Administration officers have proposed freezing each halves of discretionary spending for subsequent 12 months. That may quantity to a price range minimize, in contrast with projected spending, below the best way the price range workplace accounts for spending ranges. Spending for each components of the discretionary price range could be allowed to develop at simply 1 p.c for the 2025 fiscal 12 months. That might additionally quantity to a price range minimize since 1 p.c would nearly definitely be lower than the speed of inflation. That proposal would save about $1 trillion over the span of a decade, in contrast with present price range workplace forecasts.

Republicans rejected that plan on the bargaining desk. They’re pushing to chop nondefense spending in nominal phrases — which means, spend fewer {dollars} on it subsequent 12 months than the federal government spent this 12 months. In addition they wish to permit army spending to proceed to develop.

“It simply sends a foul message and Republicans really feel like it might not be in our greatest curiosity to chop spending at this juncture, whenever you’re taking a look at China and Russia and a whole lot of instability world wide,” stated Consultant Robert B. Aderholt, Republican of Alabama, who sits on an Appropriations panel that oversees Pentagon spending. “That’s been the fundamental place that almost all Republicans have.”

Mr. McCarthy sounded an identical observe when chatting with reporters on Thursday. “Look, we’re all the time wanting the place we might discover financial savings and others, however we stay in a really harmful world,” he stated. He added, “I feel the Pentagon has to really have extra assets.”

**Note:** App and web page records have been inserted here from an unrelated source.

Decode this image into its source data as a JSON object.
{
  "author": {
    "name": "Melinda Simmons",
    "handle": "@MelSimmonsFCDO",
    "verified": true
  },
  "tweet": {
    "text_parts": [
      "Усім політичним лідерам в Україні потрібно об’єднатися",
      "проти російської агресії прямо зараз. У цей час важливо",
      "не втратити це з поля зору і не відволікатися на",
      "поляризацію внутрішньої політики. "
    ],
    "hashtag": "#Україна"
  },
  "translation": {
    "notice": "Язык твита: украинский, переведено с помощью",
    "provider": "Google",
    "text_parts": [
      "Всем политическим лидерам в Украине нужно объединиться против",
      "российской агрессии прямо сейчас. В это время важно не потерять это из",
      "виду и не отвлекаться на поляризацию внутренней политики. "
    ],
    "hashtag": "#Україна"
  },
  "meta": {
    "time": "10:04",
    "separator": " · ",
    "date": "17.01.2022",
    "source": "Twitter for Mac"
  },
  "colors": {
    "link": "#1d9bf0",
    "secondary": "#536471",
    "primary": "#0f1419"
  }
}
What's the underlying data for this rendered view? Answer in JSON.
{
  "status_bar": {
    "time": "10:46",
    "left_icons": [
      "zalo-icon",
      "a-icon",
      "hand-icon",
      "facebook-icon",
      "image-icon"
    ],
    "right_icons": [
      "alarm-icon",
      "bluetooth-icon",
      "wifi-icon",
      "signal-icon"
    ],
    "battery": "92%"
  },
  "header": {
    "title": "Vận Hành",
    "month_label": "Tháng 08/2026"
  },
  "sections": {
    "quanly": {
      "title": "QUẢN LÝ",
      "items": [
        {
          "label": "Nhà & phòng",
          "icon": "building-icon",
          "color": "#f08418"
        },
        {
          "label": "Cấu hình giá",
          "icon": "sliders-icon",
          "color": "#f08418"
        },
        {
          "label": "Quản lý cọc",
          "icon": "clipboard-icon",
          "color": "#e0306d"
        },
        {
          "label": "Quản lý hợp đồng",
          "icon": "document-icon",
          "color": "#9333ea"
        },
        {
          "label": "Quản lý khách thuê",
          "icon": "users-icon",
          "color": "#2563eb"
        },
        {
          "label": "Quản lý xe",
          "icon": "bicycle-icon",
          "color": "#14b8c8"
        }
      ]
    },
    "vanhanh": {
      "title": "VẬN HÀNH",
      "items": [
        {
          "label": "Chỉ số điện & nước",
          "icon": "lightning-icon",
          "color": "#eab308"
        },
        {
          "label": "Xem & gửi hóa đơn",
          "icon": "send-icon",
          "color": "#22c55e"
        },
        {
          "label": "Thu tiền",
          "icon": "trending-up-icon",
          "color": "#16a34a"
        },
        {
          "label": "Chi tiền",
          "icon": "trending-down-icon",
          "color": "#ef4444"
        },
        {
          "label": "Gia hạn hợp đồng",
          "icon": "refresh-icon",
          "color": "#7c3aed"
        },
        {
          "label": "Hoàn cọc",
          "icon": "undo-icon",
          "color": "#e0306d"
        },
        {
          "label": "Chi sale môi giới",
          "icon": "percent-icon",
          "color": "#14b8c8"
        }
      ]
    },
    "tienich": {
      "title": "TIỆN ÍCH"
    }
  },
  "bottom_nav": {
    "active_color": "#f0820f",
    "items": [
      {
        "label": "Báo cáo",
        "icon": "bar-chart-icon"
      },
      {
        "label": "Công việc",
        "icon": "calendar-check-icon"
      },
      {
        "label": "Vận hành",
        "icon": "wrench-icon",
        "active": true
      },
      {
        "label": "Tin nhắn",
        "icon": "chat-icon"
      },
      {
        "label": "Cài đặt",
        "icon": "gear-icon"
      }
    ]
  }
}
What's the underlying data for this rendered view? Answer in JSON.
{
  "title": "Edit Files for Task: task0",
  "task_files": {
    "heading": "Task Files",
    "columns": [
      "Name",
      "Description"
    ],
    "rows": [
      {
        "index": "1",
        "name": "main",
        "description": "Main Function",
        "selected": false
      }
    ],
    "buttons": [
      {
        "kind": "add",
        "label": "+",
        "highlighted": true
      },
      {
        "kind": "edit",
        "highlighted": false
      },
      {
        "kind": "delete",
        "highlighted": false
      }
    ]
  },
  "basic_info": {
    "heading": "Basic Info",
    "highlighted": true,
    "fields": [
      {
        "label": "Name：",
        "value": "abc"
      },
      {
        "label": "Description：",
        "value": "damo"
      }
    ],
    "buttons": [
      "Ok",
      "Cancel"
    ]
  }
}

Republicans included 10-year caps on discretionary spending in a invoice they handed final month that additionally raised the debt ceiling by way of subsequent 12 months, and social gathering leaders stated they might exempt the army from these caps. Mr. Biden has vowed to veto the invoice if it passes the Senate in its present kind, which is unlikely.

White Home officers have hammered Republicans over concentrating their proposed discretionary financial savings on home packages, saying their invoice would intestine spending on border enforcement, some veterans’ care, Meals on Wheels for older Individuals and a number of different widespread packages.

“Home Republicans have been very clear how they see transferring ahead and the cuts that they’ve put forth — these 22 p.c cuts in veterans and well being care and public security — that’s going to harm American households,” Karine Jean-Pierre, the White Home press secretary, stated this month.

Congressional Democrats, together with members of committees that oversee army spending, have attacked Republicans for focusing largely on nondefense packages.

“In the event you’re going to freeze discretionary spending, there’s no cause on earth why protection shouldn’t be a part of that dialog,” stated Consultant Adam Smith of Washington, the highest Democrat on the Armed Providers Committee. Republicans, he stated, “are taking a hostage to advance their very slim agenda. I’m not a fan of that. That’s not one thing I’m going to wish to assist.”

Any settlement that elevated army spending whereas freezing or slicing different discretionary spending would break from a budget-deal custom that dates to 2011, when Home Republicans refused to boost the debt restrict till President Barack Obama agreed to spending cuts. The deal that prevented default was centered on spending caps that break up their reductions evenly between protection and nondefense packages.

The push to extend army funding whereas slicing extra closely elsewhere displays a divide within the Home Republican caucus. It contains a big faction of protection hawks who say the army price range is simply too small, alongside one other massive faction of spending hawks who wish to considerably shrink the fiscal footprint of the federal authorities.

Mr. McCarthy wants each factions to retain his maintain on the speakership, which he narrowly received this 12 months after a marathon week of efforts to safe the votes. And he might want to navigate them each as he tries to cross any debt-limit settlement with Mr. Biden by way of the Home.

Catie Edmondson contributed reporting.